McCaughrin picked up the story from there. He began with the collision of Russian, Chinese and U.S. interests in the Korean conflict between 1950 and 1953. Over time, China begins to resent their “junior partner” status in the communist coalition, said McCaughrin. This is especially true after the death of Joseph Stalin and the power struggle in Russia that eventually brings Nikita Khrushchev to power. Mao admired Stalin and was unhappy with Khrushchev’s move away from Stalin’s repressive communist tactics, said McCaughrin.
Maness served as a foreign area officer in Japan and examined the region from the Japanese point of view. She said the height of Japanese expansionism was about 1942 but that the treaty that ended World War II and the new Japanese constitution dictated by that treaty had changed Japan to a pacifist country. The Interim National Security Strategy identifies alliances with Japan and South Korea as critical to U.S. interests in the region. Nearly half of the U.S. forces permanently stationed overseas are in Japan and South Korea, she said. Both nations view of Russia and China are similar to the U.S. view, she said.

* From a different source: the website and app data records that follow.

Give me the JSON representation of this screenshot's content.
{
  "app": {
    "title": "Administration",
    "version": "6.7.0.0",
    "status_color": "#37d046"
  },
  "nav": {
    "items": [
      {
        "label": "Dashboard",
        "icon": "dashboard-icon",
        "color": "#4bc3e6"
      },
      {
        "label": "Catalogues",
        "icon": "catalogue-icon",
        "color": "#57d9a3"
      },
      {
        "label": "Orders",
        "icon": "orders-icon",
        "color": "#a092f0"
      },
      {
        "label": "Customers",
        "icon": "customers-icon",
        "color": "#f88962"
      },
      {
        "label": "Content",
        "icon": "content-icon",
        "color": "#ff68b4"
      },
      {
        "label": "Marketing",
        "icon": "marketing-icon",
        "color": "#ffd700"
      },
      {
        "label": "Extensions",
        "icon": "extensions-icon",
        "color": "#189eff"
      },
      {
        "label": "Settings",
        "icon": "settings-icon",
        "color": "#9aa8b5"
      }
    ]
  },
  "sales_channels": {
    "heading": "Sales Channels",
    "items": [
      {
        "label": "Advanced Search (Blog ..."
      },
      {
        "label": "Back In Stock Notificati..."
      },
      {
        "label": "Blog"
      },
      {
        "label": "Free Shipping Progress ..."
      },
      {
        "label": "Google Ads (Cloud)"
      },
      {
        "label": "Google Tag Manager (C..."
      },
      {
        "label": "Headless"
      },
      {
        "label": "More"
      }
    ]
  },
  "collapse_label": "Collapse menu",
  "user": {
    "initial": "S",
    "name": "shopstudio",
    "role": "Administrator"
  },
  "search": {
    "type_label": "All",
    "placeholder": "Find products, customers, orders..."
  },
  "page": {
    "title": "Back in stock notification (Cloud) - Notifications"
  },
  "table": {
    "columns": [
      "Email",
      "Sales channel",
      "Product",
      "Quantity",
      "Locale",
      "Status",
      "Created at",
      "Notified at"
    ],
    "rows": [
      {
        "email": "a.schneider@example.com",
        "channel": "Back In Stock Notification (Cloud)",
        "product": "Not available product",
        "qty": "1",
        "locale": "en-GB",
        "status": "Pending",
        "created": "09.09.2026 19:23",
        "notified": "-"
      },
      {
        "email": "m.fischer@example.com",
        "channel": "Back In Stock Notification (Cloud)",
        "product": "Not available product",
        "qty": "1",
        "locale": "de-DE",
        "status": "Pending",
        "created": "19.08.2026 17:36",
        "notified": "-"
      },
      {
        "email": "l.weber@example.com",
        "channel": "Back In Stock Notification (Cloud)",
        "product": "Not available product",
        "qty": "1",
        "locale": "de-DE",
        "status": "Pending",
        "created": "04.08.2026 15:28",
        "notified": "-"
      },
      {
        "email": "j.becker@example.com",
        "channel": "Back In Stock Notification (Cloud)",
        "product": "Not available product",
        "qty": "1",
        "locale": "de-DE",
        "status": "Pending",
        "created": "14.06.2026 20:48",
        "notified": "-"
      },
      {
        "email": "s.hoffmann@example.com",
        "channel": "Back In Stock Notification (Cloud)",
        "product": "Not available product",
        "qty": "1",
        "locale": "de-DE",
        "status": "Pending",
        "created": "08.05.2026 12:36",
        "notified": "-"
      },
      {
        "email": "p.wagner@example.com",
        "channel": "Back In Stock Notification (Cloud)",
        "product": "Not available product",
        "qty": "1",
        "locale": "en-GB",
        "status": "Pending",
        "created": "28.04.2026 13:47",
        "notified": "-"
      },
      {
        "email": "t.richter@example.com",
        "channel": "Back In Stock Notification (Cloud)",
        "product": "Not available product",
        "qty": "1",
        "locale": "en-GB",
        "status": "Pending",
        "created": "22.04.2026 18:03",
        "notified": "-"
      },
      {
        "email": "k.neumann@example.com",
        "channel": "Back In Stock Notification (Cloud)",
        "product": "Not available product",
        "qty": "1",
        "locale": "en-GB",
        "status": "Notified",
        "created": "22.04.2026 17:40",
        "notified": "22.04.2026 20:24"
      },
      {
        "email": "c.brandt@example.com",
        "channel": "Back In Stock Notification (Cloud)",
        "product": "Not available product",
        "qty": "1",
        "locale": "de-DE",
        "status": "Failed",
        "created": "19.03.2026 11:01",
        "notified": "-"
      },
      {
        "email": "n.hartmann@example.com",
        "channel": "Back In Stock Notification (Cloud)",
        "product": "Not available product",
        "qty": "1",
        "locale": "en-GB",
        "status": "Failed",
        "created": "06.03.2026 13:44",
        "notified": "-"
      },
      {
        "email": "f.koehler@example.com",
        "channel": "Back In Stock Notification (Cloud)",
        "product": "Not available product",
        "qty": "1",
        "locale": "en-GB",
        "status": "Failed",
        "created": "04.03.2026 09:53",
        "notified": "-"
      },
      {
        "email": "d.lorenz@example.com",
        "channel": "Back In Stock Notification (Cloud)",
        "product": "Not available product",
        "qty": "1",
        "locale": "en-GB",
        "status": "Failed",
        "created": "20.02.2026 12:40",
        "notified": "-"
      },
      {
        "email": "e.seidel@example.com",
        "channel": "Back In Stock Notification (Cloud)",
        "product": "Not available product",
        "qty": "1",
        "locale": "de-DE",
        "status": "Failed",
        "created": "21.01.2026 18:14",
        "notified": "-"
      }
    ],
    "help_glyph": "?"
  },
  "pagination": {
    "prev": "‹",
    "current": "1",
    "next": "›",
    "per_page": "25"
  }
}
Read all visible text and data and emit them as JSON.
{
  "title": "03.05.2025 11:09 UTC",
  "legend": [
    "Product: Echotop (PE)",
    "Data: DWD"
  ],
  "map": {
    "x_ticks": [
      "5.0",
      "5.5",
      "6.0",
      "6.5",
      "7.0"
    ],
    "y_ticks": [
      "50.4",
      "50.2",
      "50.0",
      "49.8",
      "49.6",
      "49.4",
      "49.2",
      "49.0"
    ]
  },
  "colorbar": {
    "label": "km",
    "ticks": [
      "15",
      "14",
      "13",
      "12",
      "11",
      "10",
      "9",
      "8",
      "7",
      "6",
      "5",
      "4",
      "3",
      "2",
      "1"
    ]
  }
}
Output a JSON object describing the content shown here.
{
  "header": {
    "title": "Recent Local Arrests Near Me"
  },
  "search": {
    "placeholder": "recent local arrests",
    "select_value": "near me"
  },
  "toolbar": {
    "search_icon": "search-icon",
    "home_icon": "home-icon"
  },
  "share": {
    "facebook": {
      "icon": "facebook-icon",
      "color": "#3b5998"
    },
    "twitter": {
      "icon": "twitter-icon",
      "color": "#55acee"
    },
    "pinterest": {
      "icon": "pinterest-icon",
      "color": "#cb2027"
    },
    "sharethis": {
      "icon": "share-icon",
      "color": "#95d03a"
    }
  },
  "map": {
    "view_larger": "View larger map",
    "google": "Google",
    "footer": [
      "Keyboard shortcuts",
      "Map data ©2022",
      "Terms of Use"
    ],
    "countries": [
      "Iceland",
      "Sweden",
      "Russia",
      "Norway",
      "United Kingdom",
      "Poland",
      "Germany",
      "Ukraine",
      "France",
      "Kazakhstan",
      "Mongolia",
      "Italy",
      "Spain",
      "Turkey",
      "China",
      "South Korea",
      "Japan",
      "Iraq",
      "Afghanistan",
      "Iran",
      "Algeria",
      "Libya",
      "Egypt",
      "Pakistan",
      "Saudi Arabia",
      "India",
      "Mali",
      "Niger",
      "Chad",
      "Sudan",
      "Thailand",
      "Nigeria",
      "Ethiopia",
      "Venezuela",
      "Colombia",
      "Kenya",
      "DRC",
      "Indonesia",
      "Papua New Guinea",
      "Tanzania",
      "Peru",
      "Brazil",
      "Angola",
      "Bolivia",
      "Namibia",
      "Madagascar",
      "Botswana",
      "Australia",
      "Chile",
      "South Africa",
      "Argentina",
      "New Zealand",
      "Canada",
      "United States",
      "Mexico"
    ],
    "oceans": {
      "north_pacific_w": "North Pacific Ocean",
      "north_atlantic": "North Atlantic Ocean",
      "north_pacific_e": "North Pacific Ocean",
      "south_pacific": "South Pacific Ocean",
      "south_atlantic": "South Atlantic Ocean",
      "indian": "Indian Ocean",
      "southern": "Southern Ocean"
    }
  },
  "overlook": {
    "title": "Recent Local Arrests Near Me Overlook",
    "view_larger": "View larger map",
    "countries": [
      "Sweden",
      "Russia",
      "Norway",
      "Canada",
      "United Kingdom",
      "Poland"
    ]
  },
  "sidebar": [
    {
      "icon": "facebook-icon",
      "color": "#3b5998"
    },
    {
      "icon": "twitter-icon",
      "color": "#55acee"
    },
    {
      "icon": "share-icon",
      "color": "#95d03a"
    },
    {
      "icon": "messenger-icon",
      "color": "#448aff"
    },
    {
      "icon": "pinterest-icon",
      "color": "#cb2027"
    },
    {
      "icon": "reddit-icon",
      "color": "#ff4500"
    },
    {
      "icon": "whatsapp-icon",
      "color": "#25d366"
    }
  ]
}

Netherlands Maj. Wintermans was the final speaker. He brought a European flavor to the panel and spoke of the Russian view of the Asia-Pacific region. The key takeaway, said Wintermans, is “Moscow will not pivot to Asia in the medium term. Russian security interests are European. The Diplomatic, Military and Economic activities in the Pacific region revolve around the partnership with China, and the rest of the security dynamic in the area are of secondary to Moscow.”
Wintermans said Russian military forces are primarily focused on Europe and the Atlantic and both land forces in Russia’s eastern area and the Russian pacific fleet are under developed. Russian foreign policy is security first then economic. The West is opposite, said Wintermans.
The Netherlands officer reminded the audience that Russian foreign minister, Sergey Lavrov, said “We (Russia and China) noted the destructive character of Washington’s actions that undermine global strategic stability. They are fueling tensions in various parts of the world including along the Russian and Chinese borders.”
Following presentations by each panel member, the audience of more than 100 in the conference room and more than 100 attending by Facebook and VTC were able to ask questions of the panel experts. Video of the complete panel discussion is at https://youtu.be/lR5AdVmovkg.
This panel is part of series of seminars and panel discussions on issues of operational and strategic importance to the United States that CASO in coordination with CGSC, universities, think tanks, interagency organizations and other partners conducts every two to three months broadcasting them through Video Teleconference and live on CGSC's Facebook page. Videos of the sessions are available on the CGSC Facebook and YouTube sites.
For questions on CASO events please contact: Dr. Mahir J. Ibrahimov, Director, Cultural and Area Studies Office (CASO), U.S. Army CGSC at (913)684-3345 or firstname.lastname@example.org.